Sparks flew as local high school students worked to create Halloween-themed masterpieces.
Eight teams competed in the sixth Welding Rodeo, hosted by Victoria College on Wednesday. Each team of up to four student competitors collaborated to make a sculpture from scrap metal in about five hours.
“We’re working to elevate welding and get kids excited about it,” said Wade Vrana, Victoria College welding instructor.
Sacred Heart High School in Hallettsville won first for its structure featuring ghosts, spiders and bats above a “2019 Halloween” sign. Calhoun High School placed second, and Yorktown High School placed third.
This year, seven schools competed: Goliad High School, Gonzales High School, Sacred Heart Catholic School, Yoakum High School, Yorktown High School, Nixon-Smiley High School and Calhoun High School. Yoakum High School entered two teams.
This event allows area welding students to combine their craft with creativity, Vrana said.
“It shows welding can be a positive thing,” he said.
Currently, there is a shortage of welders. The American Welding Society studies predict the worker deficit will reach 400,000 by 2024. As current welders age and retire, there aren’t enough young people going into the industry to replace them.
Welders make $44,519 a year on average, according to the American Welding Society.
Area high school students competed at the annual Welding Rodeo at Victoria College Wednesday afternoon. The students were tasked with building a Halloween themed sculpture. pic.twitter.com/s0tp08H4z8— Samantha Douty (@SamanthaDouty) October 25, 2019
The required level of education varies between welding jobs, according to the American Welding Society.

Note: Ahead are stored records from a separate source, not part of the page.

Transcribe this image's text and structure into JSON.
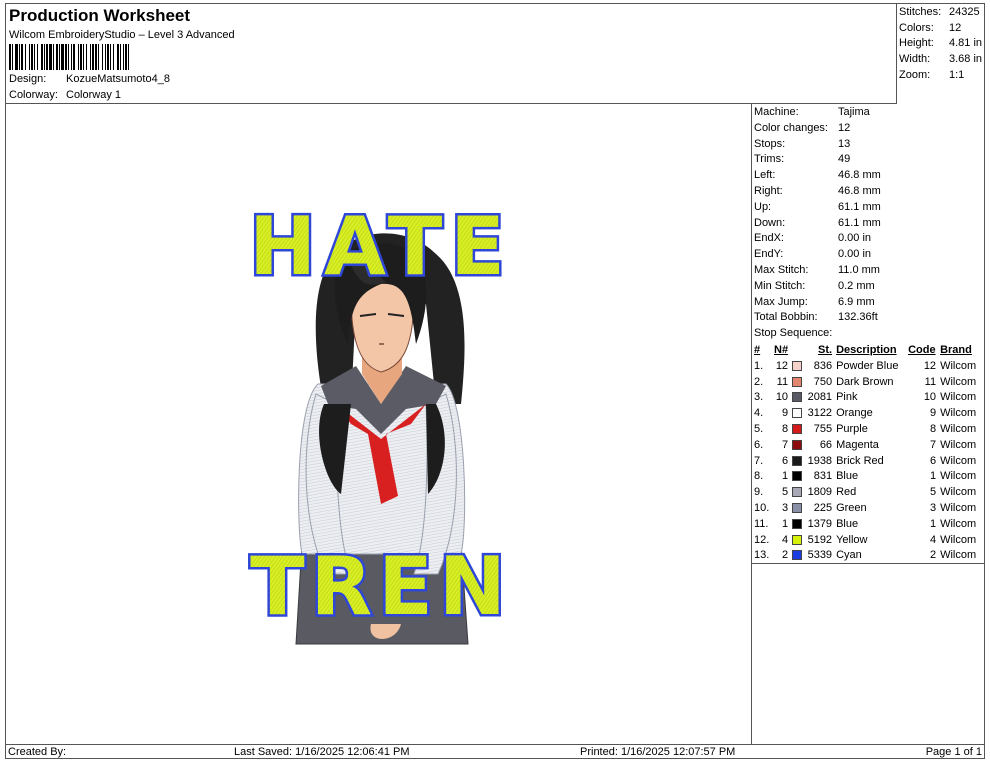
{
  "header": {
    "title": "Production Worksheet",
    "subtitle": "Wilcom EmbroideryStudio – Level 3 Advanced",
    "design_label": "Design:",
    "design_value": "KozueMatsumoto4_8",
    "colorway_label": "Colorway:",
    "colorway_value": "Colorway 1"
  },
  "topstats": [
    {
      "k": "Stitches:",
      "v": "24325"
    },
    {
      "k": "Colors:",
      "v": "12"
    },
    {
      "k": "Height:",
      "v": "4.81 in"
    },
    {
      "k": "Width:",
      "v": "3.68 in"
    },
    {
      "k": "Zoom:",
      "v": "1:1"
    }
  ],
  "design_text": {
    "top": "HATE",
    "bottom": "TREN"
  },
  "info": [
    {
      "k": "Machine:",
      "v": "Tajima"
    },
    {
      "k": "Color changes:",
      "v": "12"
    },
    {
      "k": "Stops:",
      "v": "13"
    },
    {
      "k": "Trims:",
      "v": "49"
    },
    {
      "k": "Left:",
      "v": "46.8 mm"
    },
    {
      "k": "Right:",
      "v": "46.8 mm"
    },
    {
      "k": "Up:",
      "v": "61.1 mm"
    },
    {
      "k": "Down:",
      "v": "61.1 mm"
    },
    {
      "k": "EndX:",
      "v": "0.00 in"
    },
    {
      "k": "EndY:",
      "v": "0.00 in"
    },
    {
      "k": "Max Stitch:",
      "v": "11.0 mm"
    },
    {
      "k": "Min Stitch:",
      "v": "0.2 mm"
    },
    {
      "k": "Max Jump:",
      "v": "6.9 mm"
    },
    {
      "k": "Total Bobbin:",
      "v": "132.36ft"
    }
  ],
  "sequence": {
    "title": "Stop Sequence:",
    "headers": [
      "#",
      "N#",
      "St.",
      "Description",
      "Code",
      "Brand"
    ],
    "rows": [
      {
        "i": "1.",
        "n": "12",
        "color": "#f6d2c8",
        "st": "836",
        "desc": "Powder Blue",
        "code": "12",
        "brand": "Wilcom"
      },
      {
        "i": "2.",
        "n": "11",
        "color": "#e38670",
        "st": "750",
        "desc": "Dark Brown",
        "code": "11",
        "brand": "Wilcom"
      },
      {
        "i": "3.",
        "n": "10",
        "color": "#595964",
        "st": "2081",
        "desc": "Pink",
        "code": "10",
        "brand": "Wilcom"
      },
      {
        "i": "4.",
        "n": "9",
        "color": "#ffffff",
        "st": "3122",
        "desc": "Orange",
        "code": "9",
        "brand": "Wilcom"
      },
      {
        "i": "5.",
        "n": "8",
        "color": "#d31919",
        "st": "755",
        "desc": "Purple",
        "code": "8",
        "brand": "Wilcom"
      },
      {
        "i": "6.",
        "n": "7",
        "color": "#8c0c0c",
        "st": "66",
        "desc": "Magenta",
        "code": "7",
        "brand": "Wilcom"
      },
      {
        "i": "7.",
        "n": "6",
        "color": "#1a1a1a",
        "st": "1938",
        "desc": "Brick Red",
        "code": "6",
        "brand": "Wilcom"
      },
      {
        "i": "8.",
        "n": "1",
        "color": "#000000",
        "st": "831",
        "desc": "Blue",
        "code": "1",
        "brand": "Wilcom"
      },
      {
        "i": "9.",
        "n": "5",
        "color": "#a8a8b6",
        "st": "1809",
        "desc": "Red",
        "code": "5",
        "brand": "Wilcom"
      },
      {
        "i": "10.",
        "n": "3",
        "color": "#8a90a8",
        "st": "225",
        "desc": "Green",
        "code": "3",
        "brand": "Wilcom"
      },
      {
        "i": "11.",
        "n": "1",
        "color": "#000000",
        "st": "1379",
        "desc": "Blue",
        "code": "1",
        "brand": "Wilcom"
      },
      {
        "i": "12.",
        "n": "4",
        "color": "#d7f20a",
        "st": "5192",
        "desc": "Yellow",
        "code": "4",
        "brand": "Wilcom"
      },
      {
        "i": "13.",
        "n": "2",
        "color": "#1c3ee0",
        "st": "5339",
        "desc": "Cyan",
        "code": "2",
        "brand": "Wilcom"
      }
    ]
  },
  "footer": {
    "created": "Created By:",
    "saved": "Last Saved: 1/16/2025 12:06:41 PM",
    "printed": "Printed: 1/16/2025 12:07:57 PM",
    "page": "Page 1 of 1"
  }
}
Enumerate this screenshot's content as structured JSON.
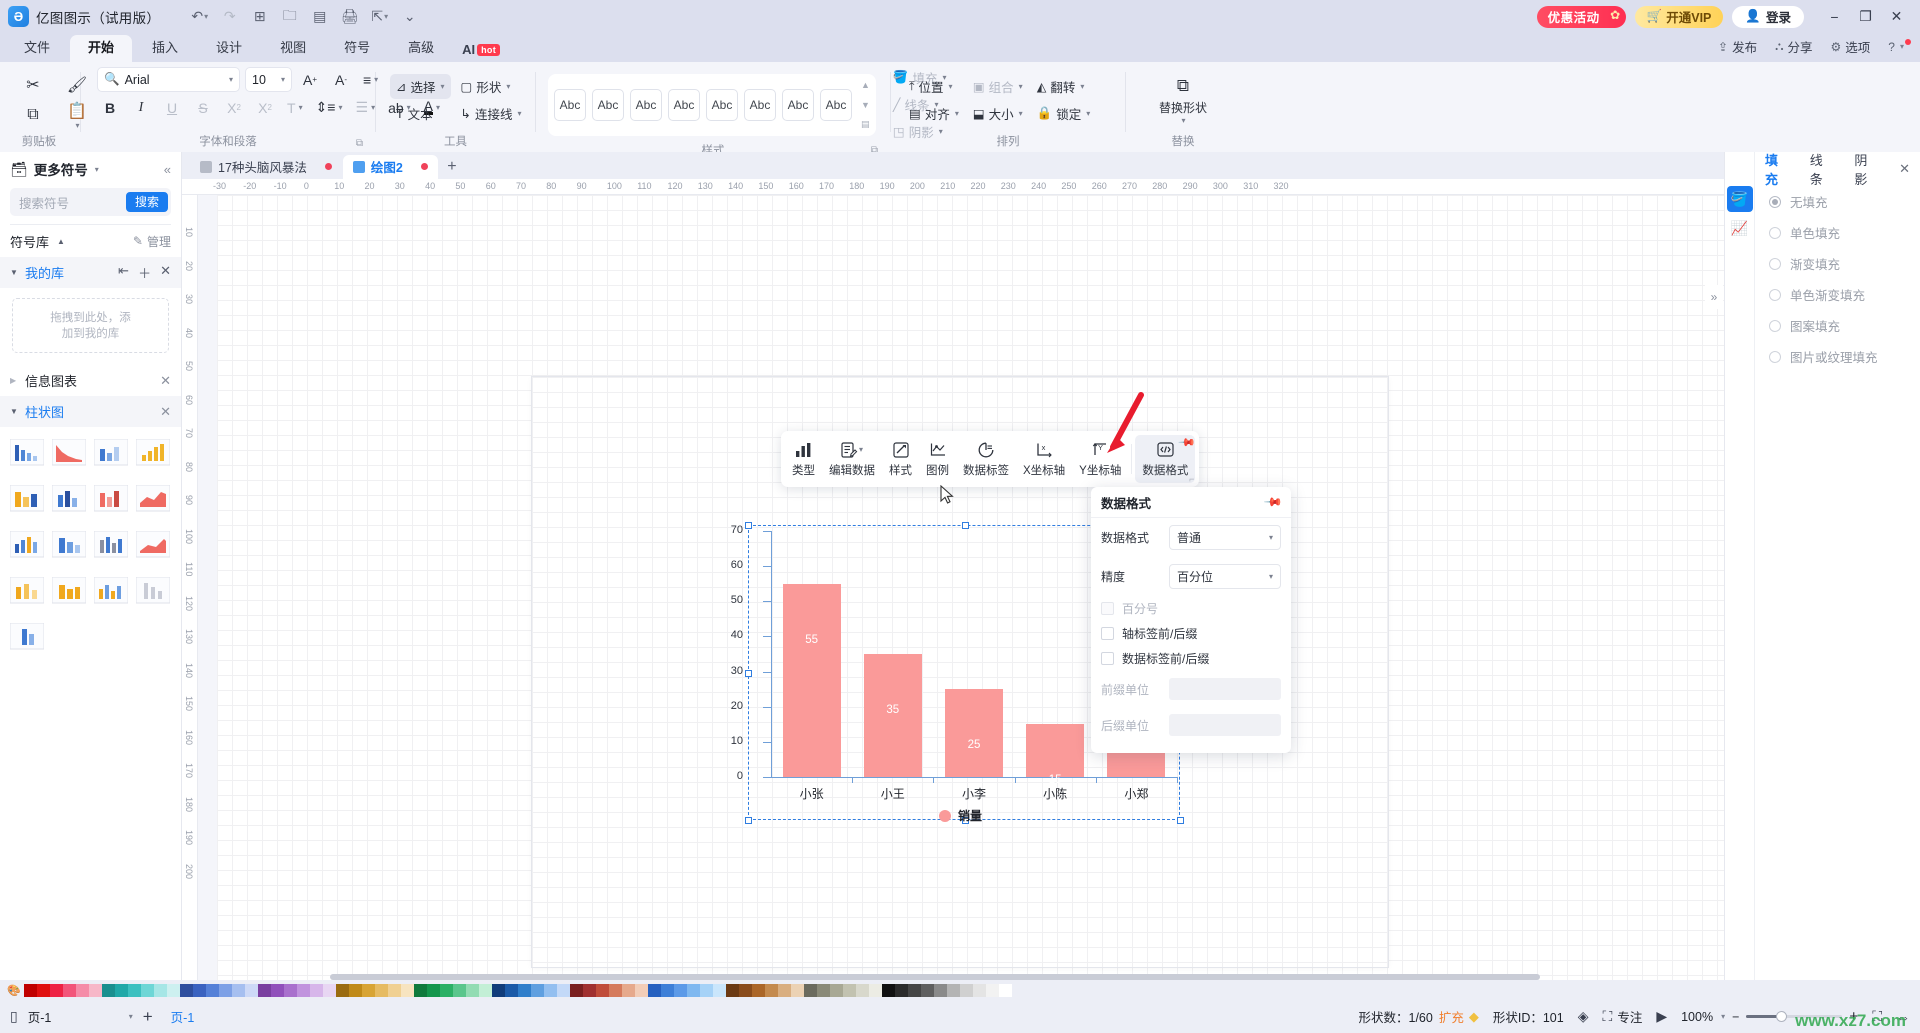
{
  "titlebar": {
    "app_name": "亿图图示（试用版）",
    "logo_glyph": "Ə",
    "quick_icons": [
      "undo-icon",
      "redo-icon",
      "new-icon",
      "open-icon",
      "save-icon",
      "print-icon",
      "export-icon",
      "more-icon"
    ],
    "promo_label": "优惠活动",
    "vip_label": "开通VIP",
    "login_label": "登录",
    "minimize": "−",
    "maximize": "❐",
    "close": "✕"
  },
  "menubar": {
    "tabs": [
      "文件",
      "开始",
      "插入",
      "设计",
      "视图",
      "符号",
      "高级"
    ],
    "active_tab": "开始",
    "ai_label": "AI",
    "ai_hot": "hot",
    "right_items": [
      {
        "label": "发布",
        "icon": "publish-icon"
      },
      {
        "label": "分享",
        "icon": "share-icon"
      },
      {
        "label": "选项",
        "icon": "options-icon"
      },
      {
        "label": "",
        "icon": "help-icon"
      }
    ]
  },
  "ribbon": {
    "groups": [
      {
        "name": "剪贴板",
        "buttons": [
          "剪切",
          "格式刷",
          "复制",
          "粘贴"
        ]
      },
      {
        "name": "字体和段落",
        "font_name": "Arial",
        "font_size": "10",
        "buttons": [
          "加粗",
          "倾斜",
          "下划线",
          "删除线",
          "上标",
          "下标",
          "清除格式",
          "行距",
          "列表",
          "文字方向",
          "字体颜色",
          "增大字号",
          "减小字号",
          "对齐"
        ]
      },
      {
        "name": "工具",
        "buttons": [
          "选择",
          "形状",
          "文本",
          "连接线"
        ]
      },
      {
        "name": "样式",
        "swatch_label": "Abc",
        "swatch_count": 8,
        "side_buttons": [
          "填充",
          "线条",
          "阴影"
        ]
      },
      {
        "name": "排列",
        "buttons": [
          "位置",
          "对齐",
          "组合",
          "大小",
          "翻转",
          "锁定"
        ]
      },
      {
        "name": "替换",
        "buttons": [
          "替换形状"
        ]
      }
    ]
  },
  "left_panel": {
    "header": "更多符号",
    "search_placeholder": "搜索符号",
    "search_button": "搜索",
    "library_label": "符号库",
    "manage_label": "管理",
    "my_library": "我的库",
    "dropzone_line1": "拖拽到此处，添",
    "dropzone_line2": "加到我的库",
    "groups": [
      {
        "label": "信息图表",
        "expanded": false
      },
      {
        "label": "柱状图",
        "expanded": true
      }
    ]
  },
  "canvas": {
    "doc_tabs": [
      {
        "label": "17种头脑风暴法",
        "active": false,
        "modified": true
      },
      {
        "label": "绘图2",
        "active": true,
        "modified": true
      }
    ],
    "add_tab": "+",
    "ruler_h_ticks": [
      "-30",
      "-20",
      "-10",
      "0",
      "10",
      "20",
      "30",
      "40",
      "50",
      "60",
      "70",
      "80",
      "90",
      "100",
      "110",
      "120",
      "130",
      "140",
      "150",
      "160",
      "170",
      "180",
      "190",
      "200",
      "210",
      "220",
      "230",
      "240",
      "250",
      "260",
      "270",
      "280",
      "290",
      "300",
      "310",
      "320"
    ],
    "ruler_v_ticks": [
      "10",
      "20",
      "30",
      "40",
      "50",
      "60",
      "70",
      "80",
      "90",
      "100",
      "110",
      "120",
      "130",
      "140",
      "150",
      "160",
      "170",
      "180",
      "190",
      "200"
    ]
  },
  "chart_data": {
    "type": "bar",
    "title": "",
    "xlabel": "",
    "ylabel": "",
    "categories": [
      "小张",
      "小王",
      "小李",
      "小陈",
      "小郑"
    ],
    "values": [
      55,
      35,
      25,
      15,
      10
    ],
    "value_labels": [
      "55",
      "35",
      "25",
      "15",
      ""
    ],
    "series": [
      {
        "name": "销量",
        "values": [
          55,
          35,
          25,
          15,
          10
        ],
        "color": "#fa9a99"
      }
    ],
    "ylim": [
      0,
      70
    ],
    "yticks": [
      "0",
      "10",
      "20",
      "30",
      "40",
      "50",
      "60",
      "70"
    ],
    "legend": {
      "label": "销量",
      "position": "bottom",
      "marker": "circle",
      "color": "#fa9a99"
    },
    "grid": true
  },
  "chart_toolbar": {
    "items": [
      {
        "label": "类型",
        "icon": "bar-chart-icon",
        "has_caret": false
      },
      {
        "label": "编辑数据",
        "icon": "edit-data-icon",
        "has_caret": true
      },
      {
        "label": "样式",
        "icon": "style-icon",
        "has_caret": false
      },
      {
        "label": "图例",
        "icon": "legend-icon",
        "has_caret": false
      },
      {
        "label": "数据标签",
        "icon": "data-label-icon",
        "has_caret": false
      },
      {
        "label": "X坐标轴",
        "icon": "x-axis-icon",
        "has_caret": false
      },
      {
        "label": "Y坐标轴",
        "icon": "y-axis-icon",
        "has_caret": false
      },
      {
        "label": "数据格式",
        "icon": "data-format-icon",
        "has_caret": false
      }
    ],
    "active_item": "数据格式",
    "pin_icon": "pin-icon"
  },
  "data_format_popup": {
    "title": "数据格式",
    "pin_icon": "pin-icon",
    "rows": [
      {
        "label": "数据格式",
        "value": "普通"
      },
      {
        "label": "精度",
        "value": "百分位"
      }
    ],
    "checkboxes": [
      {
        "label": "百分号",
        "checked": false,
        "disabled": true
      },
      {
        "label": "轴标签前/后缀",
        "checked": false,
        "disabled": false
      },
      {
        "label": "数据标签前/后缀",
        "checked": false,
        "disabled": false
      }
    ],
    "inputs": [
      {
        "label": "前缀单位",
        "value": ""
      },
      {
        "label": "后缀单位",
        "value": ""
      }
    ]
  },
  "right_panel": {
    "tabs": [
      "填充",
      "线条",
      "阴影"
    ],
    "active_tab": "填充",
    "close_icon": "close-icon",
    "collapse_icon": "chevron-right-icon",
    "rail": [
      {
        "icon": "paint-bucket-icon",
        "active": true
      },
      {
        "icon": "chart-icon",
        "active": false
      }
    ],
    "options": [
      {
        "label": "无填充",
        "selected": true
      },
      {
        "label": "单色填充",
        "selected": false
      },
      {
        "label": "渐变填充",
        "selected": false
      },
      {
        "label": "单色渐变填充",
        "selected": false
      },
      {
        "label": "图案填充",
        "selected": false
      },
      {
        "label": "图片或纹理填充",
        "selected": false
      }
    ]
  },
  "statusbar": {
    "page_select": "页-1",
    "add_page": "+",
    "current_page": "页-1",
    "shape_count_label": "形状数：1/60",
    "expand_label": "扩充",
    "shape_id_label": "形状ID：101",
    "focus_label": "专注",
    "zoom_level": "100%",
    "zoom_minus": "−",
    "zoom_plus": "+",
    "watermark": "www.xz7.com"
  },
  "palette": {
    "colors": [
      "#c00000",
      "#e01010",
      "#ee2244",
      "#f2557a",
      "#f58ca8",
      "#f7b7c8",
      "#1a8f8f",
      "#20a8a8",
      "#3cc0c0",
      "#6ed6d6",
      "#a6e6e6",
      "#cdf0f0",
      "#2e4e9e",
      "#3a62c0",
      "#5480d8",
      "#7da0e6",
      "#a6bff0",
      "#cdd9f7",
      "#7a3fa0",
      "#9150bb",
      "#a970cd",
      "#c193de",
      "#d7b6ea",
      "#e8d6f3",
      "#9a6b10",
      "#c08a18",
      "#d8a434",
      "#e6bb62",
      "#f0d092",
      "#f7e4c0",
      "#0f7a3c",
      "#14964c",
      "#2bb065",
      "#5ac68c",
      "#92dcb3",
      "#c3efd6",
      "#103c7a",
      "#1b5aa8",
      "#2f7ecb",
      "#5f9fe0",
      "#93bff0",
      "#c3d9f8",
      "#7a1f1f",
      "#a03030",
      "#c04c3a",
      "#d57a5c",
      "#e6a98c",
      "#f2cdb8",
      "#2560c0",
      "#3d7fd8",
      "#5c9ae8",
      "#7fb8f0",
      "#a6d2f7",
      "#cae6fc",
      "#6b3a14",
      "#8a4c1c",
      "#ab6628",
      "#c48a4e",
      "#d9ae80",
      "#ecd2b4",
      "#6b6b5e",
      "#8a8a78",
      "#a8a894",
      "#c2c2b0",
      "#d8d8cc",
      "#ececE4",
      "#111111",
      "#2b2b2b",
      "#454545",
      "#5f5f5f",
      "#8a8a8a",
      "#b4b4b4",
      "#d0d0d0",
      "#e4e4e4",
      "#f2f2f2",
      "#ffffff"
    ]
  }
}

At Victoria College, several levels of education are offered, such as a certification and an associate degree, which can both be transferred to a four-year institution.
Victoria faces a shortage of welders, and the Welding Rodeo shows that welding is an asset.
“This is an opportunity for us to showcase Victoria College’s welding program,” Vrana said.
Calhoun High School junior Radley Williams, 17, said he and his team wanted to win the event because the school had won the past several years, and they wanted to keep that streak going.
The team of four constructed a spider sitting in a web made of small pieces of scrap metal. The sculpture won the students second place.
“It’s pretty cool,” Radley said. “It’s a good opportunity to build something creative. It’s a lot of fun.”
Radley wanted to try welding when he was in eighth grade. He said it sounded cool and he wanted to try it.
He plans on becoming an engineer after graduating, but welding is a secure backup options if his plans don’t work out.
Yorktown High School senior Jeffery King, 18, has been welding for about four years. He started in his father’s shop. He joined the school’s welding program when he was a sophomore.
The students built a pumpkin riding a broom, which earned them third place.
“Our welding program is pretty new, so this (event) is a good way to get our foot in the door,” King said.
After graduating high school, King plans to attend a technical school and get his certification in welding.
“I enjoy welding,” he said. “The only problem is it gets hot.”